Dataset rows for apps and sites
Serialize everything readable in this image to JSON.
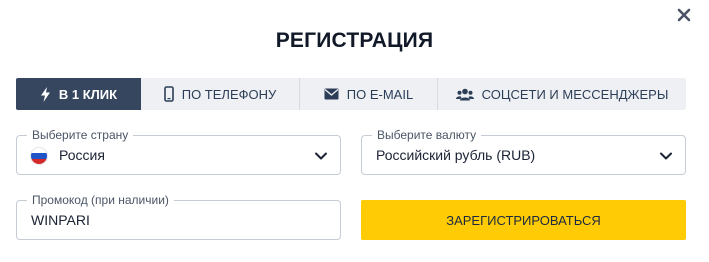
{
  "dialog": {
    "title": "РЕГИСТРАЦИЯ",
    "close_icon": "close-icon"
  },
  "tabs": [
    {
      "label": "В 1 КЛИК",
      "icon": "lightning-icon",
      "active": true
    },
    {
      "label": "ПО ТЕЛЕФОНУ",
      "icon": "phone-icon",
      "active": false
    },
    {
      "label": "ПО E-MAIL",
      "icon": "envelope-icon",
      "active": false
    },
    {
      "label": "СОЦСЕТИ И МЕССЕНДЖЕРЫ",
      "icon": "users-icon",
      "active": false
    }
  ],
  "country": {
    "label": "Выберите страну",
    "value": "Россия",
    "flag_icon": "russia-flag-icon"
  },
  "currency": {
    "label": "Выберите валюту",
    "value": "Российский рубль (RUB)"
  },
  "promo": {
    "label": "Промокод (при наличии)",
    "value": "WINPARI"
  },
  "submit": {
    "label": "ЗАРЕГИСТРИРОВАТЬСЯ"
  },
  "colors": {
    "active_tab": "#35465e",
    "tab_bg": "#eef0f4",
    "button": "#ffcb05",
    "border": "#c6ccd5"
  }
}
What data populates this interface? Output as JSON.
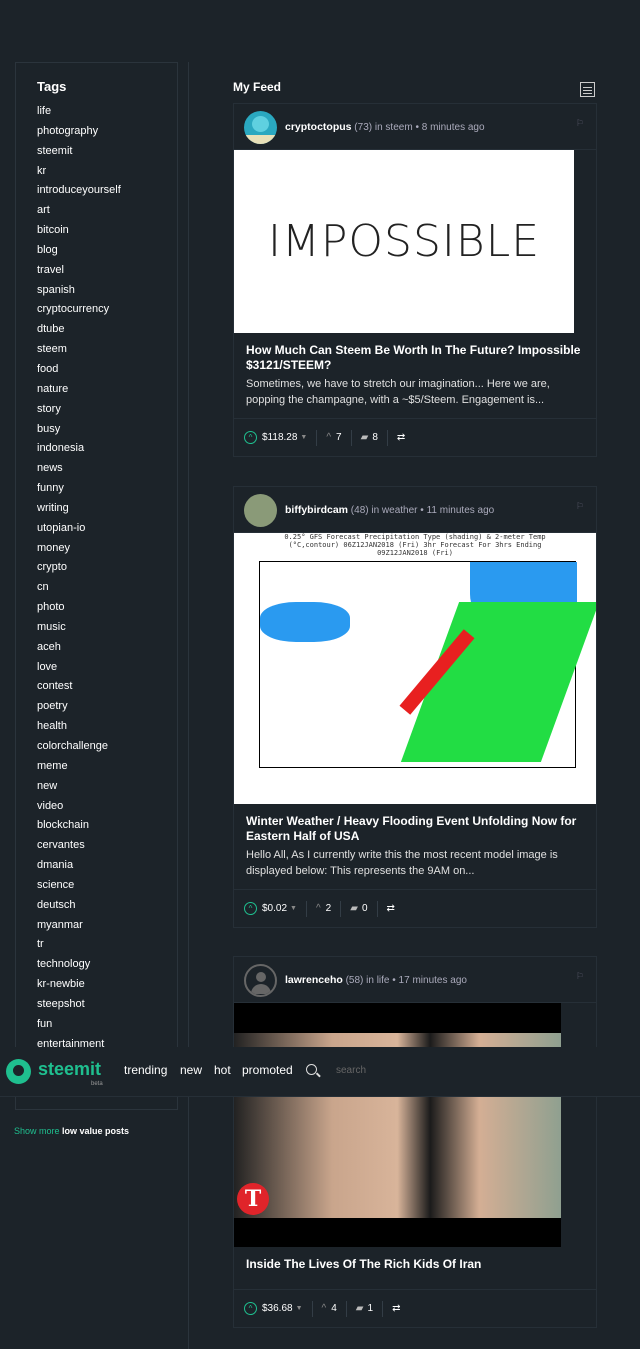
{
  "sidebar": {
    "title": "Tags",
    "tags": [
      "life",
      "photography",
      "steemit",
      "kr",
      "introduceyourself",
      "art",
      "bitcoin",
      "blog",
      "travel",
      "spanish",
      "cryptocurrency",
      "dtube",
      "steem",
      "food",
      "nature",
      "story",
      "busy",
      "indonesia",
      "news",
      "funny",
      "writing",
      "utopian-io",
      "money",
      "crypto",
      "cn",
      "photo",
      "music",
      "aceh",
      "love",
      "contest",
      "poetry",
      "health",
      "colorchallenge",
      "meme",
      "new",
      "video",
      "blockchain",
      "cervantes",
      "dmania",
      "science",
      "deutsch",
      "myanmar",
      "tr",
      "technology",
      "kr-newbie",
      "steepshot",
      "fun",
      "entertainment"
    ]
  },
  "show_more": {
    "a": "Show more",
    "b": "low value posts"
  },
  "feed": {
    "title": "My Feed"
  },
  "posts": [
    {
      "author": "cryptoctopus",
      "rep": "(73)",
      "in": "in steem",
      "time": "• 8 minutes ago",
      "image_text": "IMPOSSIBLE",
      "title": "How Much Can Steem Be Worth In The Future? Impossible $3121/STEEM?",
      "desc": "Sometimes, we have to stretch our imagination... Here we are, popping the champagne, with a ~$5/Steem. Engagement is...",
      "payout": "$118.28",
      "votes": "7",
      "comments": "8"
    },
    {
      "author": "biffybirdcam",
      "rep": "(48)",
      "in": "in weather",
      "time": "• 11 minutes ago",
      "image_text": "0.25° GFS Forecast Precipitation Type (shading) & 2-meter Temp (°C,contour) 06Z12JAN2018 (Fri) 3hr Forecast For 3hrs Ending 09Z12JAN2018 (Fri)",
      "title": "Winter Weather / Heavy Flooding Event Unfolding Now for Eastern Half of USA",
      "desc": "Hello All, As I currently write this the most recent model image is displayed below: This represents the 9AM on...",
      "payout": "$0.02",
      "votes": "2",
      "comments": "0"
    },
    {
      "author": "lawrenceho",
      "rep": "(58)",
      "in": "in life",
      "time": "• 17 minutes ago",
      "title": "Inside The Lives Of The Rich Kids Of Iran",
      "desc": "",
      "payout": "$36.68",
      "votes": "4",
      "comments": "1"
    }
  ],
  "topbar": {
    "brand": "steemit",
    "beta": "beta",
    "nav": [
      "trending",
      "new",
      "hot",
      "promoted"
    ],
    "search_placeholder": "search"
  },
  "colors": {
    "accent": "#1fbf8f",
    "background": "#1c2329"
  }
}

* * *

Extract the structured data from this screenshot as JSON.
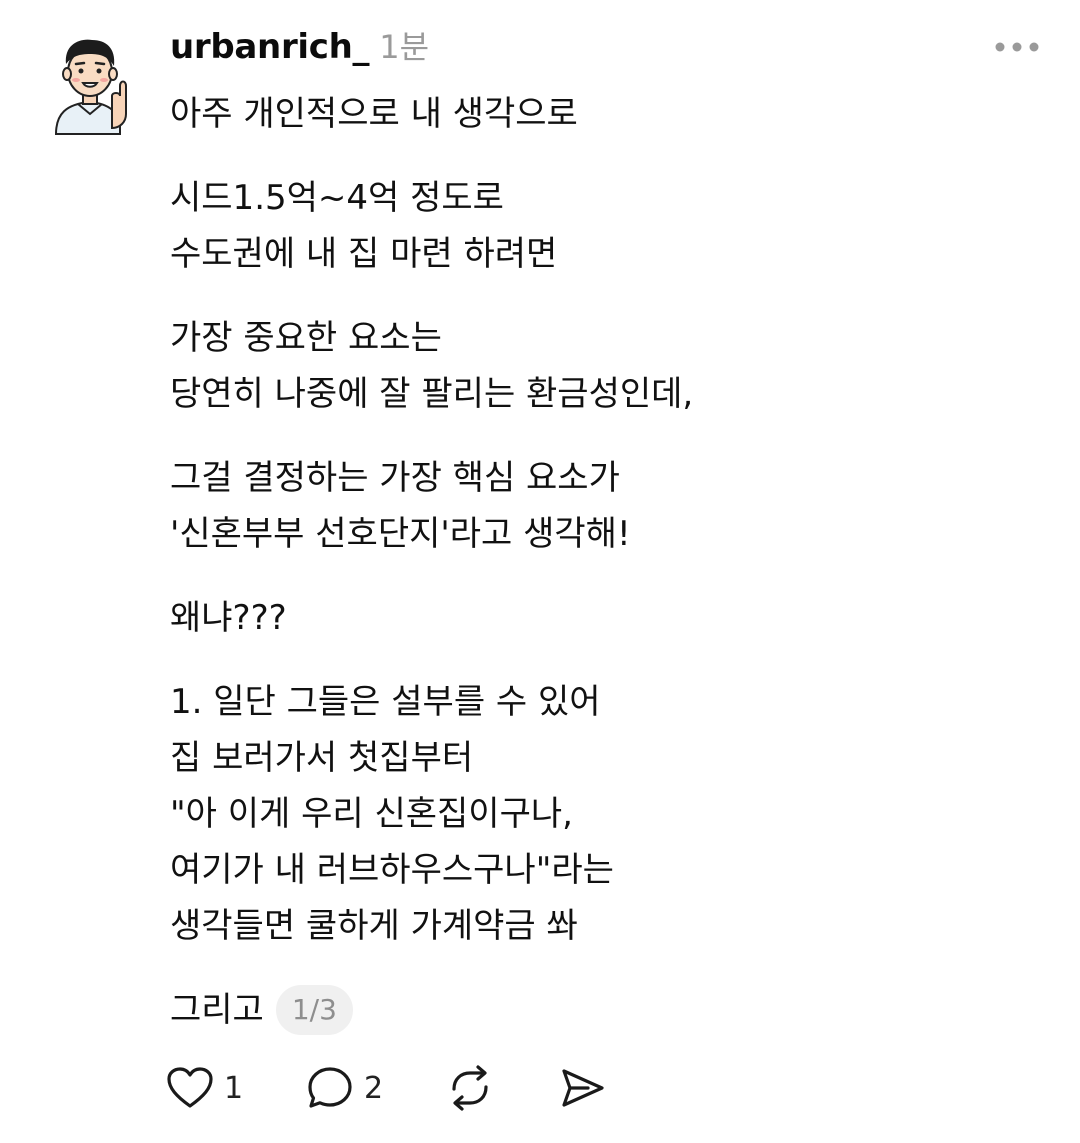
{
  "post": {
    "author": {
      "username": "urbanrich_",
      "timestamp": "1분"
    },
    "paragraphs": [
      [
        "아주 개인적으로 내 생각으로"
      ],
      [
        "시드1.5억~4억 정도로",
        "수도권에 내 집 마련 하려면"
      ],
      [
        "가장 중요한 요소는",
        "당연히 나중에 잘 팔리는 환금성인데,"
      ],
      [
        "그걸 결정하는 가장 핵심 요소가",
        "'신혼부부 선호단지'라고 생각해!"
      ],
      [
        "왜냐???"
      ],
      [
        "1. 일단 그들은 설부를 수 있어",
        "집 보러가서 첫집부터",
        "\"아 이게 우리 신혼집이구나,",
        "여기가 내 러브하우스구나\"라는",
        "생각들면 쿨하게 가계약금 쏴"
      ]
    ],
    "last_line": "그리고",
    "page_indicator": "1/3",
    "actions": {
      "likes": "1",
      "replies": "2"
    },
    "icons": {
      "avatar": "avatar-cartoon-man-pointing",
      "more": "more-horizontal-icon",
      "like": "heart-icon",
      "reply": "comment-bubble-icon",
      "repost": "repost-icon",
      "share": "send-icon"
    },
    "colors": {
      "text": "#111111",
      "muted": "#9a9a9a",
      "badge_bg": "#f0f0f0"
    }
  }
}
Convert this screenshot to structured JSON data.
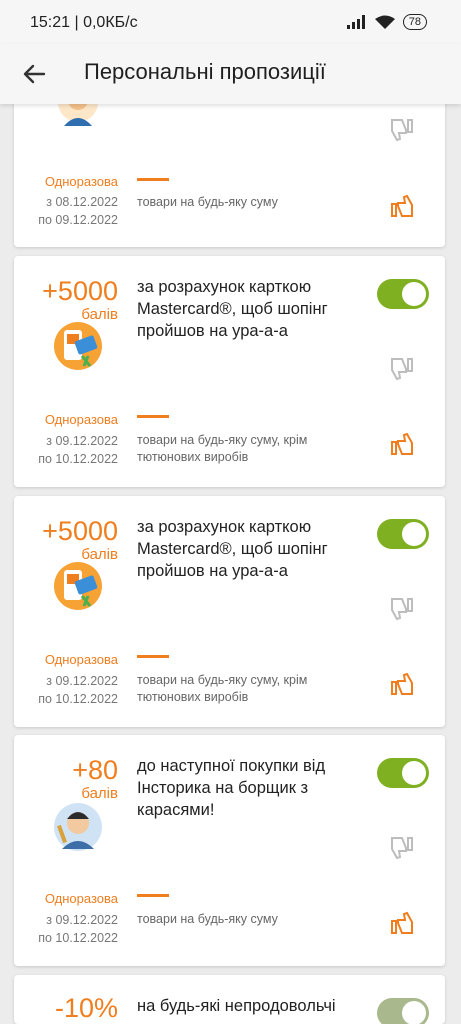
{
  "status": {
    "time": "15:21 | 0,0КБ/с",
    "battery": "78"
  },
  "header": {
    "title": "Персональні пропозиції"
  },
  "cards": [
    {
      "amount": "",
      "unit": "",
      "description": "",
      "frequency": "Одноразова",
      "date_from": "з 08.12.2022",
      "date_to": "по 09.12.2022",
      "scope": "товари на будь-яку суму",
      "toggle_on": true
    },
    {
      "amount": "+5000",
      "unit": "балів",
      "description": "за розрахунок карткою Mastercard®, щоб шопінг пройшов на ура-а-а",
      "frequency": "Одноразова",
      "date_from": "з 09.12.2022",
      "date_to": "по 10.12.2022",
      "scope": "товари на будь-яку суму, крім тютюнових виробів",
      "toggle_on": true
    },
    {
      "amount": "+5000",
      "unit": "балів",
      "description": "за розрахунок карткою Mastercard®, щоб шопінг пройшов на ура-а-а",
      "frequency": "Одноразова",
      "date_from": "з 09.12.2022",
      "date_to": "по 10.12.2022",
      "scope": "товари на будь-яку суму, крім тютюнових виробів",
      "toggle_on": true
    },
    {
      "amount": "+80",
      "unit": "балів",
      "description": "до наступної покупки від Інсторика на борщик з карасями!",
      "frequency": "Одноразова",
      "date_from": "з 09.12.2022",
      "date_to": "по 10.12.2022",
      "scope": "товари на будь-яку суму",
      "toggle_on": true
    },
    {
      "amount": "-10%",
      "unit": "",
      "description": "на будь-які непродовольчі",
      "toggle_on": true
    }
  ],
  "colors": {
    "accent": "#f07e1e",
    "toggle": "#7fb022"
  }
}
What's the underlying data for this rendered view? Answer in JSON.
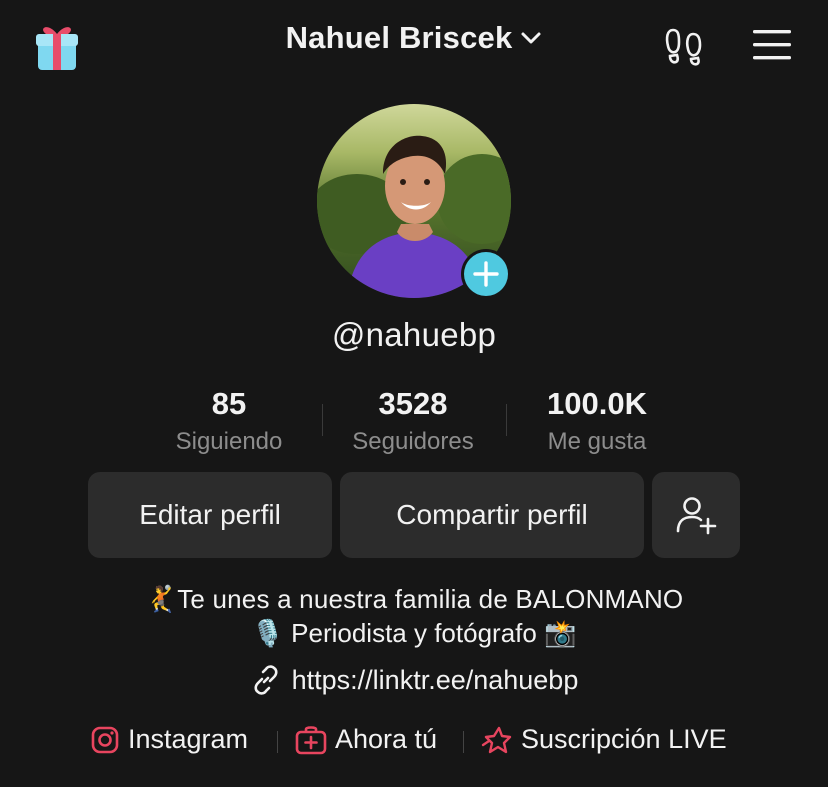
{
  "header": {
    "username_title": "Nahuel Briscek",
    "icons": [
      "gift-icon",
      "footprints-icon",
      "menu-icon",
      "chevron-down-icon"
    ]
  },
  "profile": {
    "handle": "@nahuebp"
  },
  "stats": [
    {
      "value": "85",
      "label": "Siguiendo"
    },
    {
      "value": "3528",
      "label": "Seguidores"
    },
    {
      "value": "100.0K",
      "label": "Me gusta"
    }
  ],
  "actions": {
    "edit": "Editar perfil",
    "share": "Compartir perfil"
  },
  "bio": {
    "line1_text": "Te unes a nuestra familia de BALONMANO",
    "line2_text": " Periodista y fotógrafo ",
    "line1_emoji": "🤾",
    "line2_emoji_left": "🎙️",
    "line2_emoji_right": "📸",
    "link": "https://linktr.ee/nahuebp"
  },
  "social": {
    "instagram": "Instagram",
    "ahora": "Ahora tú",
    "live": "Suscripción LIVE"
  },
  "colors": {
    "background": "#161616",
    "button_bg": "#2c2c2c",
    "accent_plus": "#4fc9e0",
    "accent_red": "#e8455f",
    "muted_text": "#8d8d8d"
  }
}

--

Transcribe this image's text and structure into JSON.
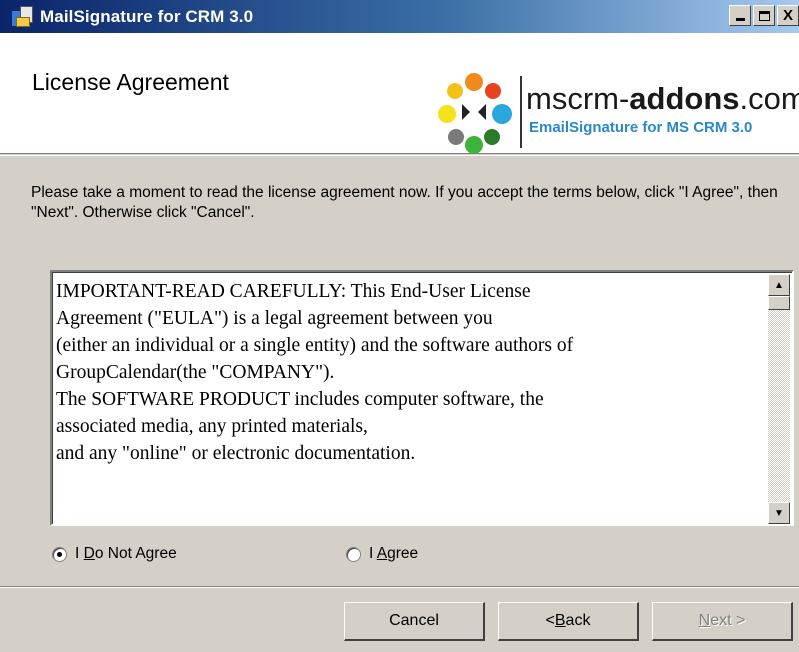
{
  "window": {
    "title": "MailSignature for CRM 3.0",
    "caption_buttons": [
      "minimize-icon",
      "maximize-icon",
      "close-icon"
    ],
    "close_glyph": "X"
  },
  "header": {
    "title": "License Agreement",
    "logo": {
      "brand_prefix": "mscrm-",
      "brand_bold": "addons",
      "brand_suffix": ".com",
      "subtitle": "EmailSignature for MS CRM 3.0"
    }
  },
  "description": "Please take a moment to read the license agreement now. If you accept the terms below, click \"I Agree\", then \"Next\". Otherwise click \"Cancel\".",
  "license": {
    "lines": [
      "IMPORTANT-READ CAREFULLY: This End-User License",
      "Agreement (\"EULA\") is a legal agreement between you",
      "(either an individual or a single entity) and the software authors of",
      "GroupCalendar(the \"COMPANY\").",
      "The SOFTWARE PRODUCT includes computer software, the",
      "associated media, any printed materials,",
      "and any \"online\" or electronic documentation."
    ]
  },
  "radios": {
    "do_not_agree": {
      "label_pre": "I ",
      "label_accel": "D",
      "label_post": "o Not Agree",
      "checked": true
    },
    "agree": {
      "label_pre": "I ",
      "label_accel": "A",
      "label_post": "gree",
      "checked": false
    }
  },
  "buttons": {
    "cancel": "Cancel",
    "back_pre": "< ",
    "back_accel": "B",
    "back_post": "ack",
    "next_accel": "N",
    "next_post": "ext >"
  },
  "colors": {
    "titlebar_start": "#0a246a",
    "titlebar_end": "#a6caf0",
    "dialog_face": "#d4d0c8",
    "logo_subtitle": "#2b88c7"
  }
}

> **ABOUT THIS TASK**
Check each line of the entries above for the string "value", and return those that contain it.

> **TASK OUTPUT**
    "value": "Россия",
    "value": "Российский рубль (RUB)"
    "value": "WINPARI"
    "b": "low value posts"
      "value": "85",
      "value": "3528",
      "value": "100.0K",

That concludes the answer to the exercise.